Exercise materials —

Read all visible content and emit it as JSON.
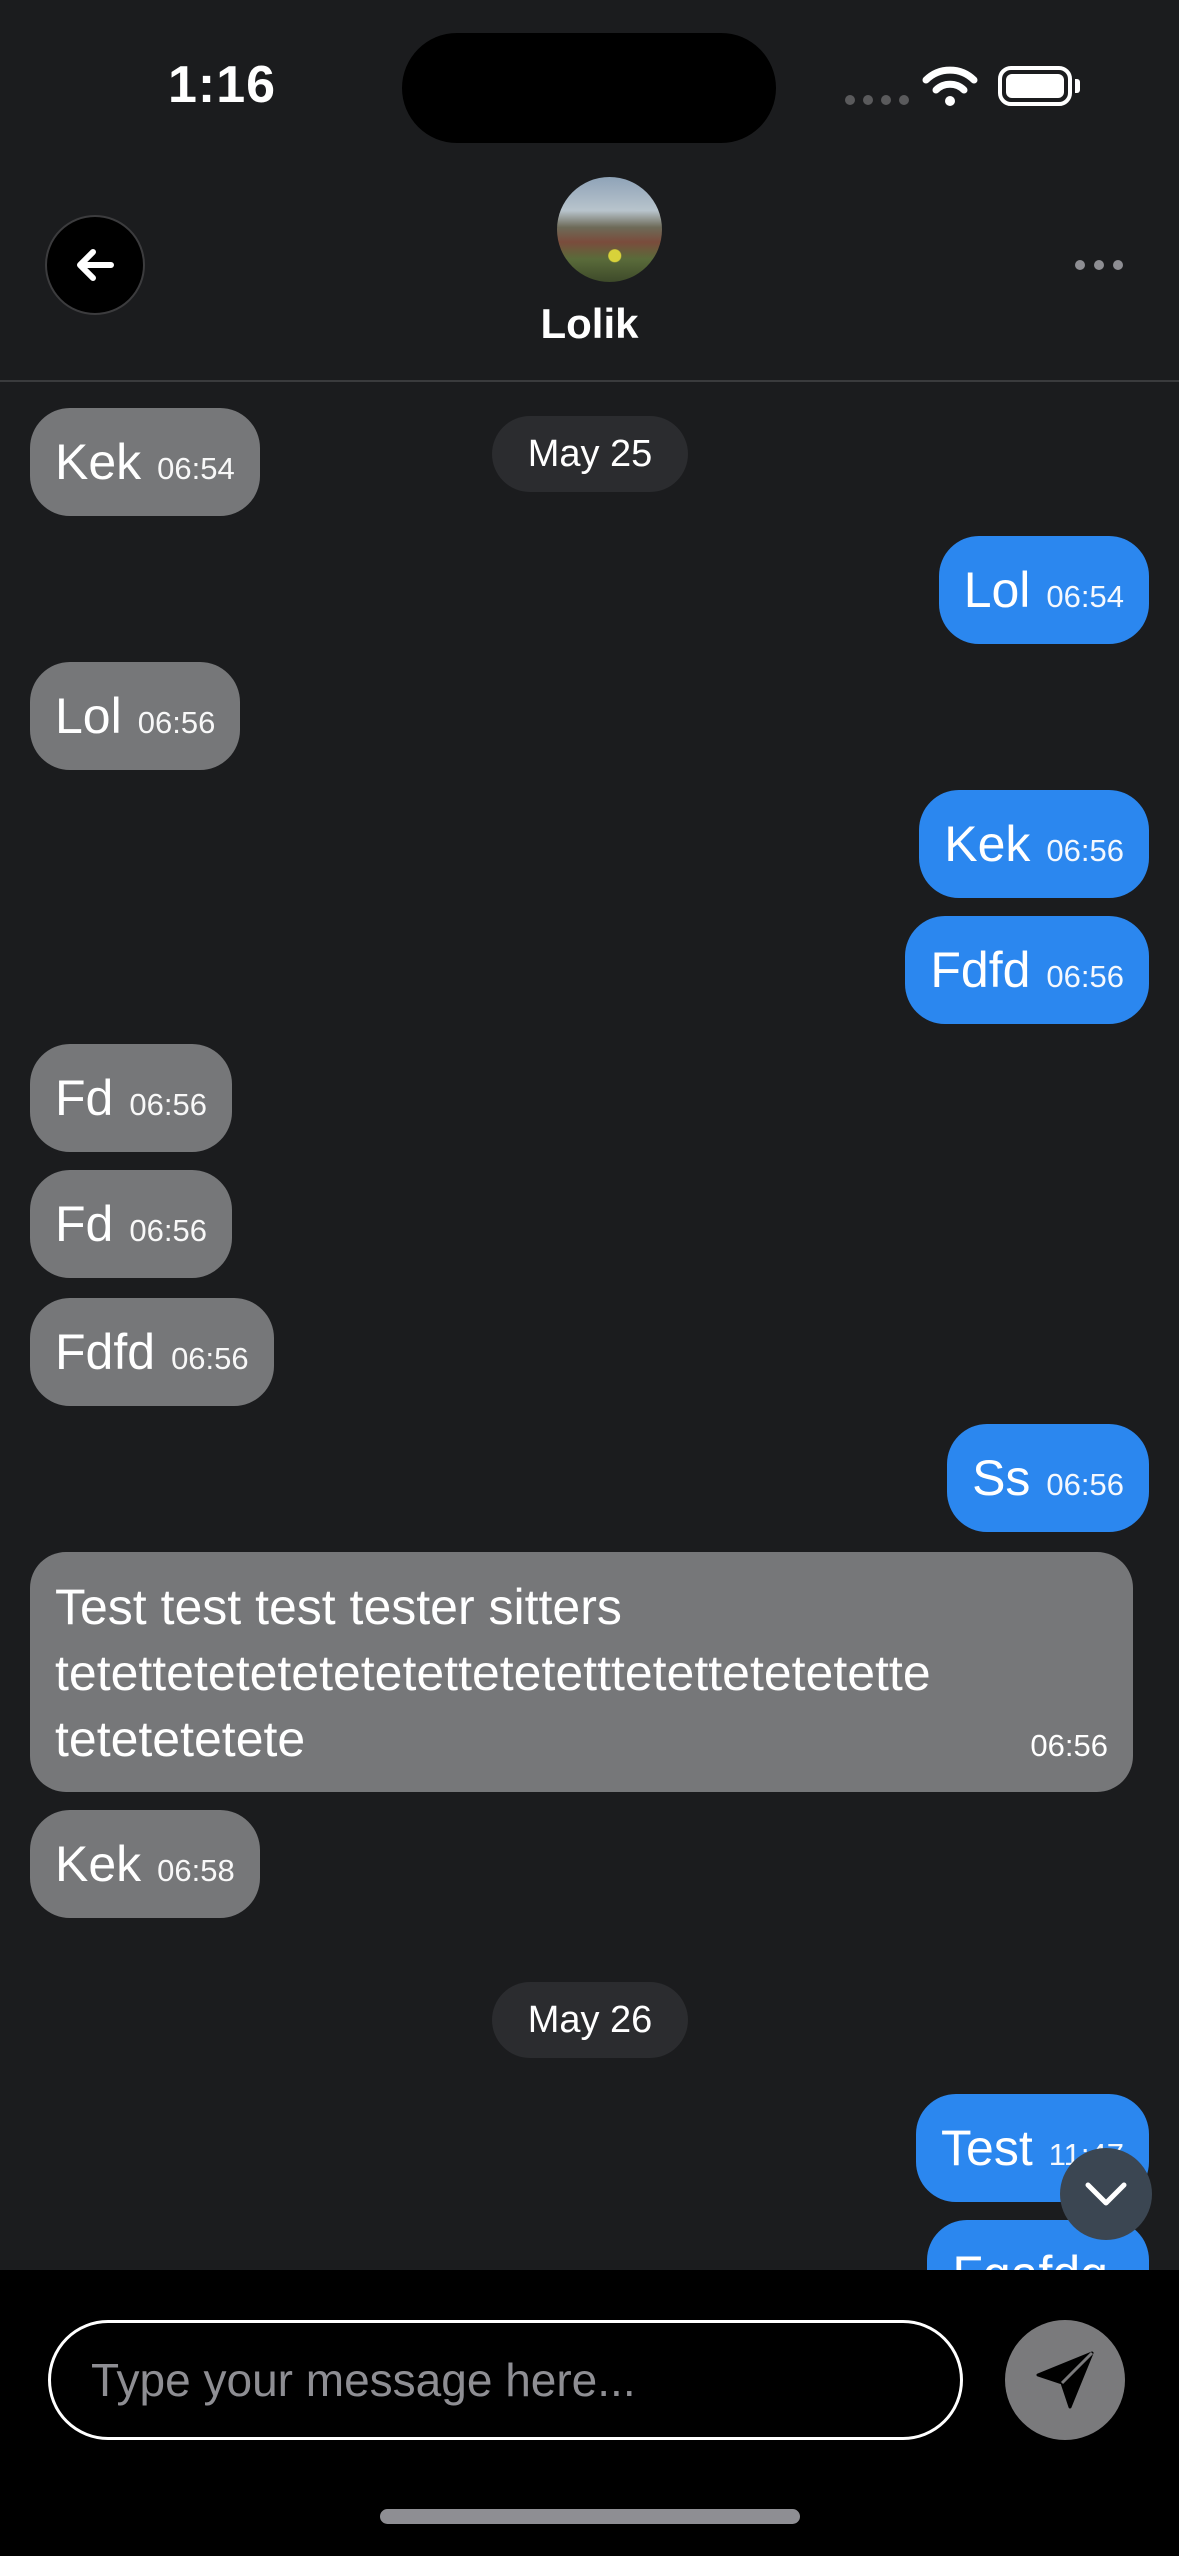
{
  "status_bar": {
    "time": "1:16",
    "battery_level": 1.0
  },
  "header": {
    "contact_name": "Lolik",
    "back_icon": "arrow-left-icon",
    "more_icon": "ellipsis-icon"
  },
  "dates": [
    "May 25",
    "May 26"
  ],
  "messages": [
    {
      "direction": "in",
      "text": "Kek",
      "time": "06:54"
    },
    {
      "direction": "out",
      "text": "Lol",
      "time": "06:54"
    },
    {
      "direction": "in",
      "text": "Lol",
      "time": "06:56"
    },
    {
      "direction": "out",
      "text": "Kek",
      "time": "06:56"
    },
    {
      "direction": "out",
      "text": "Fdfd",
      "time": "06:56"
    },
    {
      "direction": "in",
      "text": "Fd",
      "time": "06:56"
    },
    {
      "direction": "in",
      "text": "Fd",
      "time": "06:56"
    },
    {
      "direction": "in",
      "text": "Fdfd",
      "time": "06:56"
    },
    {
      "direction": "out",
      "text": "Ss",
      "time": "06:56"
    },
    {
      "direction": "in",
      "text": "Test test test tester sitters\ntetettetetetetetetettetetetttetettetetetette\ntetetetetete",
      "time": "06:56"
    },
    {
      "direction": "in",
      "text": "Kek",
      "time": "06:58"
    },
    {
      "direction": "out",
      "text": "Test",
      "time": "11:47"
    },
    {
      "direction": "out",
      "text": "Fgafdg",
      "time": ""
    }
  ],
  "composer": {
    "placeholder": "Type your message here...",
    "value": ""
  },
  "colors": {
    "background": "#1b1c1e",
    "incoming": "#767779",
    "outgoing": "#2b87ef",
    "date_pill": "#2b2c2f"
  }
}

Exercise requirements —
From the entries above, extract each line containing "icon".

Answer —
    "back_icon": "arrow-left-icon",
    "more_icon": "ellipsis-icon"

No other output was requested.